[Start of Attachment]

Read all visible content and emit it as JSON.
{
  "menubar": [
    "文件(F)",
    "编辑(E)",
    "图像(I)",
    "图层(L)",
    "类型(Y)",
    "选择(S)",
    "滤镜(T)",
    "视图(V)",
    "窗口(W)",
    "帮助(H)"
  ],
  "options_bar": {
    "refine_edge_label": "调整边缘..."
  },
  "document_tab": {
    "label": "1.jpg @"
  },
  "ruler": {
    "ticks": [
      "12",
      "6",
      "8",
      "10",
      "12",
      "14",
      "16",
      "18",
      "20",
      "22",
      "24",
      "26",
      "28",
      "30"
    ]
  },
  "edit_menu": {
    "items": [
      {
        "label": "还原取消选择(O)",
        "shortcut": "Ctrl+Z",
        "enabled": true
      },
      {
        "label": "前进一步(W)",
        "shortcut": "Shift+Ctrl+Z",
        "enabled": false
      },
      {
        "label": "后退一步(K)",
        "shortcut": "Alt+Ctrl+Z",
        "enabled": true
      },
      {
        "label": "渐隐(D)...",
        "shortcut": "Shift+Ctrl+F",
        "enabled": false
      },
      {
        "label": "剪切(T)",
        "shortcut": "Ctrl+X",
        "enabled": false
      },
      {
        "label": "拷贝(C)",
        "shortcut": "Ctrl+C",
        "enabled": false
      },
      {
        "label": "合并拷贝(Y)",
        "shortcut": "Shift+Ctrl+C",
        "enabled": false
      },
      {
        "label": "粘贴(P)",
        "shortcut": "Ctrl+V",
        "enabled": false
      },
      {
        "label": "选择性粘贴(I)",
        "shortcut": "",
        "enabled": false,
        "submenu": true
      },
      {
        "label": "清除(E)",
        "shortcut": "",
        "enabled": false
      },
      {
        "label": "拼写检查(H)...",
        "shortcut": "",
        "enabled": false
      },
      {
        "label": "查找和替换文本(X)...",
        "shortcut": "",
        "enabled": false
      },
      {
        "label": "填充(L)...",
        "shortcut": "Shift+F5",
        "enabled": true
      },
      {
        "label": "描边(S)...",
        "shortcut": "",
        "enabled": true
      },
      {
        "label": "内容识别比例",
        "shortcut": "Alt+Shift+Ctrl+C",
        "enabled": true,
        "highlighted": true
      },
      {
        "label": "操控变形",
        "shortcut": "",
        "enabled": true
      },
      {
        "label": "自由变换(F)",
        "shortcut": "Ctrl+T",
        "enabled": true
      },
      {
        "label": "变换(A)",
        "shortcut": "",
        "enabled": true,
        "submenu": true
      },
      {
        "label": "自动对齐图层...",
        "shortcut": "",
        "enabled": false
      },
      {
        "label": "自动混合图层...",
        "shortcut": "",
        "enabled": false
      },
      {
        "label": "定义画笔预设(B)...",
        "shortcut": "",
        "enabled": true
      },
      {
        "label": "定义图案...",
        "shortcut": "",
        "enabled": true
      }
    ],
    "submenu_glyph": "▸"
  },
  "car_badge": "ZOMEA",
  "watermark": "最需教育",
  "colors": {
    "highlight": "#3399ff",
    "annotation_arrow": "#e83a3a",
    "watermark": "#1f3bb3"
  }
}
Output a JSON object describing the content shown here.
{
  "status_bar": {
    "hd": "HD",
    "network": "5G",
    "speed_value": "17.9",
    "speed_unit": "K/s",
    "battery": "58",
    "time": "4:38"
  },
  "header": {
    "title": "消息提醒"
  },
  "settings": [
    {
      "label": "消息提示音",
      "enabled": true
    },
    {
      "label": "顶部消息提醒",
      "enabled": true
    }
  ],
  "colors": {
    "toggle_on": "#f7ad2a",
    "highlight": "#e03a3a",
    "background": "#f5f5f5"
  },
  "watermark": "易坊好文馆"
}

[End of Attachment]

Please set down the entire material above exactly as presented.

WRITTEN RESPONSE =>
Read all visible content and emit it as JSON.
{
  "menubar": [
    "文件(F)",
    "编辑(E)",
    "图像(I)",
    "图层(L)",
    "类型(Y)",
    "选择(S)",
    "滤镜(T)",
    "视图(V)",
    "窗口(W)",
    "帮助(H)"
  ],
  "options_bar": {
    "refine_edge_label": "调整边缘..."
  },
  "document_tab": {
    "label": "1.jpg @"
  },
  "ruler": {
    "ticks": [
      "12",
      "6",
      "8",
      "10",
      "12",
      "14",
      "16",
      "18",
      "20",
      "22",
      "24",
      "26",
      "28",
      "30"
    ]
  },
  "edit_menu": {
    "items": [
      {
        "label": "还原取消选择(O)",
        "shortcut": "Ctrl+Z",
        "enabled": true
      },
      {
        "label": "前进一步(W)",
        "shortcut": "Shift+Ctrl+Z",
        "enabled": false
      },
      {
        "label": "后退一步(K)",
        "shortcut": "Alt+Ctrl+Z",
        "enabled": true
      },
      {
        "label": "渐隐(D)...",
        "shortcut": "Shift+Ctrl+F",
        "enabled": false
      },
      {
        "label": "剪切(T)",
        "shortcut": "Ctrl+X",
        "enabled": false
      },
      {
        "label": "拷贝(C)",
        "shortcut": "Ctrl+C",
        "enabled": false
      },
      {
        "label": "合并拷贝(Y)",
        "shortcut": "Shift+Ctrl+C",
        "enabled": false
      },
      {
        "label": "粘贴(P)",
        "shortcut": "Ctrl+V",
        "enabled": false
      },
      {
        "label": "选择性粘贴(I)",
        "shortcut": "",
        "enabled": false,
        "submenu": true
      },
      {
        "label": "清除(E)",
        "shortcut": "",
        "enabled": false
      },
      {
        "label": "拼写检查(H)...",
        "shortcut": "",
        "enabled": false
      },
      {
        "label": "查找和替换文本(X)...",
        "shortcut": "",
        "enabled": false
      },
      {
        "label": "填充(L)...",
        "shortcut": "Shift+F5",
        "enabled": true
      },
      {
        "label": "描边(S)...",
        "shortcut": "",
        "enabled": true
      },
      {
        "label": "内容识别比例",
        "shortcut": "Alt+Shift+Ctrl+C",
        "enabled": true,
        "highlighted": true
      },
      {
        "label": "操控变形",
        "shortcut": "",
        "enabled": true
      },
      {
        "label": "自由变换(F)",
        "shortcut": "Ctrl+T",
        "enabled": true
      },
      {
        "label": "变换(A)",
        "shortcut": "",
        "enabled": true,
        "submenu": true
      },
      {
        "label": "自动对齐图层...",
        "shortcut": "",
        "enabled": false
      },
      {
        "label": "自动混合图层...",
        "shortcut": "",
        "enabled": false
      },
      {
        "label": "定义画笔预设(B)...",
        "shortcut": "",
        "enabled": true
      },
      {
        "label": "定义图案...",
        "shortcut": "",
        "enabled": true
      }
    ],
    "submenu_glyph": "▸"
  },
  "car_badge": "ZOMEA",
  "watermark": "最需教育",
  "colors": {
    "highlight": "#3399ff",
    "annotation_arrow": "#e83a3a",
    "watermark": "#1f3bb3"
  }
}
Output a JSON object describing the content shown here.
{
  "status_bar": {
    "hd": "HD",
    "network": "5G",
    "speed_value": "17.9",
    "speed_unit": "K/s",
    "battery": "58",
    "time": "4:38"
  },
  "header": {
    "title": "消息提醒"
  },
  "settings": [
    {
      "label": "消息提示音",
      "enabled": true
    },
    {
      "label": "顶部消息提醒",
      "enabled": true
    }
  ],
  "colors": {
    "toggle_on": "#f7ad2a",
    "highlight": "#e03a3a",
    "background": "#f5f5f5"
  },
  "watermark": "易坊好文馆"
}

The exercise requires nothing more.